BEGIN
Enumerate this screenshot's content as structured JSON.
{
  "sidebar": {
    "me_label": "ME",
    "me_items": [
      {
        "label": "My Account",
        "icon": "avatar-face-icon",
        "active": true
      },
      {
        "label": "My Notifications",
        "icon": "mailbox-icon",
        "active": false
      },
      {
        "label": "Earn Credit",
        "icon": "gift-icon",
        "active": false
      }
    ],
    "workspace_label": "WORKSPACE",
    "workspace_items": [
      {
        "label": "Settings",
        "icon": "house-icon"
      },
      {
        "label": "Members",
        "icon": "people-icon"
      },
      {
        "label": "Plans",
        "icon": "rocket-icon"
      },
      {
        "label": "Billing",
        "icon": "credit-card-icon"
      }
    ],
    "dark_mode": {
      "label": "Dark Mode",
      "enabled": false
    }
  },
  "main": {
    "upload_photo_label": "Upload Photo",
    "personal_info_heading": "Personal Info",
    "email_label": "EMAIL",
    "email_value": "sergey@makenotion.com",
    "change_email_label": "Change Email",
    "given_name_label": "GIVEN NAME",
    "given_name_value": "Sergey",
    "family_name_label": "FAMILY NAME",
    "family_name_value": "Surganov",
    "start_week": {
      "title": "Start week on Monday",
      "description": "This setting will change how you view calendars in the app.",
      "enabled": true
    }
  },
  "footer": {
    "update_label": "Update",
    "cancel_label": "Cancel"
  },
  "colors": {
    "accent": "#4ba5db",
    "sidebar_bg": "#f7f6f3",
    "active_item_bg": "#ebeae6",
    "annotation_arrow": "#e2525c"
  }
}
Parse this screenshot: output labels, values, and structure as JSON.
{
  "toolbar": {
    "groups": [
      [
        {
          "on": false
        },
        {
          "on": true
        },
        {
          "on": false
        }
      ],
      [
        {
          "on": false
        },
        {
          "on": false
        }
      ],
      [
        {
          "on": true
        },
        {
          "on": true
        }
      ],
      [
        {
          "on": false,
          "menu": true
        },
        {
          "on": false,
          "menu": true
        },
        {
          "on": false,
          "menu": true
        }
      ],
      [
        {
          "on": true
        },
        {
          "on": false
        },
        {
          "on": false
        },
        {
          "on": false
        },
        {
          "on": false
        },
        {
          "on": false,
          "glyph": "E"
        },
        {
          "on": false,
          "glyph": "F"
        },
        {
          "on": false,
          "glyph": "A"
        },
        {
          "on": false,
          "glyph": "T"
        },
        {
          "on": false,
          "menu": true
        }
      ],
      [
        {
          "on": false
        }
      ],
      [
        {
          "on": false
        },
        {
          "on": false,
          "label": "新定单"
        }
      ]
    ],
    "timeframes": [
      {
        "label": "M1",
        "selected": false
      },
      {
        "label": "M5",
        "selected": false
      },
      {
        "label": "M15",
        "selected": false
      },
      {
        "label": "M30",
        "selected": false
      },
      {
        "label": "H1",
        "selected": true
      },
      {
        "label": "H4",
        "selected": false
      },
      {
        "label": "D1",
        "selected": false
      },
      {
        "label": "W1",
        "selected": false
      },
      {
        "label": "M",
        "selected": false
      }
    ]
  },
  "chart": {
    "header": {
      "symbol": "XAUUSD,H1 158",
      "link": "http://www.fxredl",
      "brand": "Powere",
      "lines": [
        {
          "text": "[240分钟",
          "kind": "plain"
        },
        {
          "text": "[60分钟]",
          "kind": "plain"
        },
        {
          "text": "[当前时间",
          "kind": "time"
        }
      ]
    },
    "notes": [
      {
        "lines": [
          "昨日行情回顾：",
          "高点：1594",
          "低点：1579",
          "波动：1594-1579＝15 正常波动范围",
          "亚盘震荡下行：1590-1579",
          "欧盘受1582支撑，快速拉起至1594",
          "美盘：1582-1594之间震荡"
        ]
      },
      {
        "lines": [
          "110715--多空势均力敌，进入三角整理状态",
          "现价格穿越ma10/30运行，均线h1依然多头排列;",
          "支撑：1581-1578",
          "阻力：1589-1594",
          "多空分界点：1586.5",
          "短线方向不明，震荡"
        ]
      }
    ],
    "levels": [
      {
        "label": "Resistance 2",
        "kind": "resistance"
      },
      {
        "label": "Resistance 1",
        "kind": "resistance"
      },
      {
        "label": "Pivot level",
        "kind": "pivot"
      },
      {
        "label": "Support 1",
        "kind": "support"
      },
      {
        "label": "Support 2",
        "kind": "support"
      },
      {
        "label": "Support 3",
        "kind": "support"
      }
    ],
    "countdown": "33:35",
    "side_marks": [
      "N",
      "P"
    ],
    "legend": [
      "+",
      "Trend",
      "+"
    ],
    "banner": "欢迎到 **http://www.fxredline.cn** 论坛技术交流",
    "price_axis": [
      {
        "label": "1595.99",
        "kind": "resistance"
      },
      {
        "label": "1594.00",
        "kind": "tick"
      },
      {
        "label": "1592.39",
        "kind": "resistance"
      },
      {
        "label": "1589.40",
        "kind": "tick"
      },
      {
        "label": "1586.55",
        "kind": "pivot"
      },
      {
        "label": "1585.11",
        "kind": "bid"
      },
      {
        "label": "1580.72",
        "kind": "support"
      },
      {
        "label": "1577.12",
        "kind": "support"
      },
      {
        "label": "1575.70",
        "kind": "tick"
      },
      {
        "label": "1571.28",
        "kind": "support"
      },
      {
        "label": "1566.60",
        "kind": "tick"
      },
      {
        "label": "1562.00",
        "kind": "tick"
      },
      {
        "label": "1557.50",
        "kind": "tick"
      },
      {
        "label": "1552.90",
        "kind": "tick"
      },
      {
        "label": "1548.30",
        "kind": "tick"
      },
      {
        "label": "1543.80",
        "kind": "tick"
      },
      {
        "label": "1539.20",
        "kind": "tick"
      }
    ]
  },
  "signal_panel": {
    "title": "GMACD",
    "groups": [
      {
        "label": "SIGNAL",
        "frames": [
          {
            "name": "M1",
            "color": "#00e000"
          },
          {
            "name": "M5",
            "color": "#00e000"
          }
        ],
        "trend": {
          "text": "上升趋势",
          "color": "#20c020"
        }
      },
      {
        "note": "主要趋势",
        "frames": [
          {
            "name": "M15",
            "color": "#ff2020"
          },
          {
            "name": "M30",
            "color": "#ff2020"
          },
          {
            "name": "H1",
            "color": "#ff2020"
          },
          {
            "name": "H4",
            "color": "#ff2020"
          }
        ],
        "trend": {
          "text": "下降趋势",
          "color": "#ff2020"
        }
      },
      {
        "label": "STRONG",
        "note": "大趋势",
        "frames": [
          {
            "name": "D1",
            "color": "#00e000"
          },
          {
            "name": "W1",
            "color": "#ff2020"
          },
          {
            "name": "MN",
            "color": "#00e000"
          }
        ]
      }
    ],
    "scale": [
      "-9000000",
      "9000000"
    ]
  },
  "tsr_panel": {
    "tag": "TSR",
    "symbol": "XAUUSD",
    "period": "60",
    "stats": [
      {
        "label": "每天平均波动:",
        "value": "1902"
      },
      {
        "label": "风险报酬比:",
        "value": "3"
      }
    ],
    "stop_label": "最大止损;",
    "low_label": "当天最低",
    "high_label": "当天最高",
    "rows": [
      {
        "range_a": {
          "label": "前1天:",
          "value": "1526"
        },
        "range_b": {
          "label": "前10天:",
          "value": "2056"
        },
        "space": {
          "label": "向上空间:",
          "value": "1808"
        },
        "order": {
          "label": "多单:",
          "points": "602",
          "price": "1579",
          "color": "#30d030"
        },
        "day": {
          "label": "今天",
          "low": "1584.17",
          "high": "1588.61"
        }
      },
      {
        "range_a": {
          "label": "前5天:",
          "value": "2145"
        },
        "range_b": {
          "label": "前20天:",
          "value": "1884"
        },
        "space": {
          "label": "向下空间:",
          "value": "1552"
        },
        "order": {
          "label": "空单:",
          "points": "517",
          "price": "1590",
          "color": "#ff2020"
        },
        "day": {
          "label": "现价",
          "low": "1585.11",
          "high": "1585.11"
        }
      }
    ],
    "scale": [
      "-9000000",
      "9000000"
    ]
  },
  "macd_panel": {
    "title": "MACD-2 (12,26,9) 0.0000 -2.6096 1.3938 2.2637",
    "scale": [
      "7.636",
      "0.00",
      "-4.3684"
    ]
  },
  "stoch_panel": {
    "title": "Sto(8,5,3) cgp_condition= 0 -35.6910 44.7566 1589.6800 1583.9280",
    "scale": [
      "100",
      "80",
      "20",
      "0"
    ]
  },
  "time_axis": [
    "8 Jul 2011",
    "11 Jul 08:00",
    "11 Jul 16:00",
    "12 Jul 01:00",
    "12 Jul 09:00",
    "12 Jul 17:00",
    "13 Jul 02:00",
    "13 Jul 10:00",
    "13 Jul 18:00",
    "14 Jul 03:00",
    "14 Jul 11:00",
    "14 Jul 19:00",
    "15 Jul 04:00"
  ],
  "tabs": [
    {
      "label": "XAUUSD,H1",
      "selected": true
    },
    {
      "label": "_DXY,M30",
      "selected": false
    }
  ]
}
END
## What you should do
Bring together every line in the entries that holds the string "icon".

## Reply
        "icon": "avatar-face-icon",
        "icon": "mailbox-icon",
        "icon": "gift-icon",
        "icon": "house-icon"
        "icon": "people-icon"
        "icon": "rocket-icon"
        "icon": "credit-card-icon"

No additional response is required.